            And he made the Song of the Rain.

            And when Jakob Makding took his trumpet and opened his mouth to blow, he just stood there.  And his little ones stormed from the direction of the yard and they shouted: “Our Ta, our Ta, there is one on the beacon stone at the Skuinswater that is only showing his back.  And the people are dancing in the shelters.”

            And Jakob Makding grabbed his hacking knife, and he called the war people, but there was no answer.  He heard them say: “Klips! but that is the master player that one.”

            And Makding hit the big tambourine, and he called: “Today I invite all the vultures out!  Today there will be the great battle at the Berry Trees!”  And he stalked Konterdans from behind the thorn shelter of the Skuinswater.

            And Konterdans sang the Song of the Rain, and he played his violin.

            And Makding saw his own people go and meet him, and they danced and said nice words of Joggom Konterdans.  And on top of the hill he saw the old maid Nasi-Tgam and she spread he black kaross wide, and behind her the people came from the other yards, with calabashes and egg shells ready for water, and he felt how his heart went weak.

            And Krom Joggom Konterdans played the Song of the Rain, and he peered at them while he played.

            And the Jakob Makding threw his hacking knife in the Skuinswater, and sat down in the dust, and he called: “My little ones, my little ones, your old Ta’s riding horse is dead!”

            And this day the old maid Nasi-Tgam told the Law of the Berry Trees again, and it was Krom Joggom Konterdans that handed out the water.

 

THE SONG OF THE RAIN

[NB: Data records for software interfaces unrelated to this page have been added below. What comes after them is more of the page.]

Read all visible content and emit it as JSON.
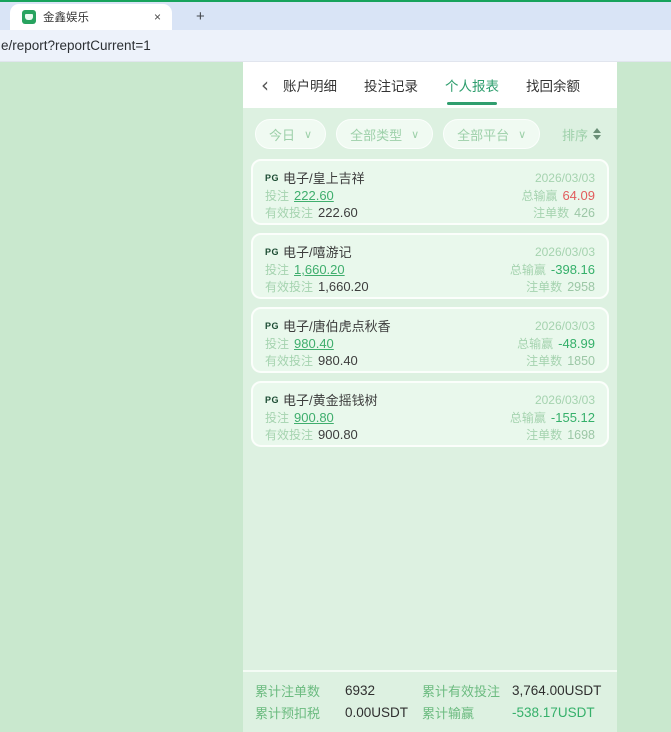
{
  "browser": {
    "tab_title": "金鑫娱乐",
    "close_icon": "×",
    "new_tab_icon": "+",
    "url": "e/report?reportCurrent=1"
  },
  "nav": {
    "back_icon": "‹",
    "tabs": [
      {
        "label": "账户明细"
      },
      {
        "label": "投注记录"
      },
      {
        "label": "个人报表"
      },
      {
        "label": "找回余额"
      }
    ],
    "active_tab": "个人报表"
  },
  "filters": {
    "date": "今日",
    "type": "全部类型",
    "platform": "全部平台",
    "caret_icon": "∨",
    "sort_label": "排序"
  },
  "cards": [
    {
      "provider": "PG",
      "title": "电子/皇上吉祥",
      "date": "2026/03/03",
      "bet_label": "投注",
      "bet_value": "222.60",
      "winloss_label": "总输赢",
      "winloss_value": "64.09",
      "winloss_color": "#e25c5c",
      "valid_bet_label": "有效投注",
      "valid_bet_value": "222.60",
      "orders_label": "注单数",
      "orders_value": "426"
    },
    {
      "provider": "PG",
      "title": "电子/嘻游记",
      "date": "2026/03/03",
      "bet_label": "投注",
      "bet_value": "1,660.20",
      "winloss_label": "总输赢",
      "winloss_value": "-398.16",
      "winloss_color": "#35b06a",
      "valid_bet_label": "有效投注",
      "valid_bet_value": "1,660.20",
      "orders_label": "注单数",
      "orders_value": "2958"
    },
    {
      "provider": "PG",
      "title": "电子/唐伯虎点秋香",
      "date": "2026/03/03",
      "bet_label": "投注",
      "bet_value": "980.40",
      "winloss_label": "总输赢",
      "winloss_value": "-48.99",
      "winloss_color": "#35b06a",
      "valid_bet_label": "有效投注",
      "valid_bet_value": "980.40",
      "orders_label": "注单数",
      "orders_value": "1850"
    },
    {
      "provider": "PG",
      "title": "电子/黄金摇钱树",
      "date": "2026/03/03",
      "bet_label": "投注",
      "bet_value": "900.80",
      "winloss_label": "总输赢",
      "winloss_value": "-155.12",
      "winloss_color": "#35b06a",
      "valid_bet_label": "有效投注",
      "valid_bet_value": "900.80",
      "orders_label": "注单数",
      "orders_value": "1698"
    }
  ],
  "summary": {
    "items": [
      {
        "label": "累计注单数",
        "value": "6932",
        "color": "#2f2f2f"
      },
      {
        "label": "累计有效投注",
        "value": "3,764.00USDT",
        "color": "#2f2f2f"
      },
      {
        "label": "累计预扣税",
        "value": "0.00USDT",
        "color": "#2f2f2f"
      },
      {
        "label": "累计输赢",
        "value": "-538.17USDT",
        "color": "#35b06a"
      }
    ]
  },
  "colors": {
    "accent_green": "#2f9e6e",
    "outer_background": "#c9e8ce",
    "panel_background": "#ddf1e1",
    "positive_red": "#e25c5c",
    "negative_green": "#35b06a"
  }
}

(Of Krom Joggom Konterdans)

 

Oh the dance of our Sister!

First, over the mountaintop she furtively peers,

            and her eyes are shy;

                        and she laughs softly.

And from afar she beckons with her one hand.

 

Her bangles gleam and beads glisten;

                        softly she calls.

She tells the winds of the dance

and she invites them, because the yard is wide and the wedding large.

 

The big game hurries from the plain,

            they collect on the hilltop,

wide their nostrils flare

            and they swallow the wind;

and they bow, to see her fine footprints in the sand.

 

The tiny creatures deep under ground hear the drag of her feet,

            and they creep nearer and sing softly:

                        “Our Sister! Our Sister! You have come! You have come!”

 

And her beads shake,

and her copper rings glint in the disappering sun.

            On her forehead is the fire plume of the mountain eagle;

                        she steps down from the height;

            she spreads the grey kaross[6] with both her arms;

                        the breath of the wind disappears.

                        Oh, the dance of our Sister!

 



[1] It was a formal greeting to sprinkle bugu under the arms.  It was usually done by a subordinate to a superior.

[2] Water from a small, closed source, that is sucked out with a reed and then spit into egg shells, usually ostrich.

[3] Nut-grass

[4] Sour porridge or calabash milk.

[5] Possibly Rhino.

[6] Kaross is a skin rug or cloak